Task
Where a line holds the word "will", copy it from the records.

----

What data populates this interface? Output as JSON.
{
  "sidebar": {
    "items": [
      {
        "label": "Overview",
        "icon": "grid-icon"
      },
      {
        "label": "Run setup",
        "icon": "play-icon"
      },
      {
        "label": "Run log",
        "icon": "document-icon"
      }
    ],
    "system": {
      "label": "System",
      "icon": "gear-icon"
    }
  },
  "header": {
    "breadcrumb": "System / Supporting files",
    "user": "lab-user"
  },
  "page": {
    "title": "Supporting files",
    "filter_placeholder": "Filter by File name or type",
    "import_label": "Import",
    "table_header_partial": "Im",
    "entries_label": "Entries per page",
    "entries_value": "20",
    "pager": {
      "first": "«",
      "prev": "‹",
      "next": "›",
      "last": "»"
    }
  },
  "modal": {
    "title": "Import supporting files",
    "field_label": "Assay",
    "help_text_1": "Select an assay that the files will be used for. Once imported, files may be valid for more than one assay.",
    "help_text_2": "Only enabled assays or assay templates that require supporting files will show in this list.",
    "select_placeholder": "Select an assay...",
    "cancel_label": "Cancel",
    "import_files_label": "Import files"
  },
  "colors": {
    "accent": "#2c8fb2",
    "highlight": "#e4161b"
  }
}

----

Task result
    "help_text_1": "Select an assay that the files will be used for. Once imported, files may be valid for more than one assay.",
    "help_text_2": "Only enabled assays or assay templates that require supporting files will show in this list.",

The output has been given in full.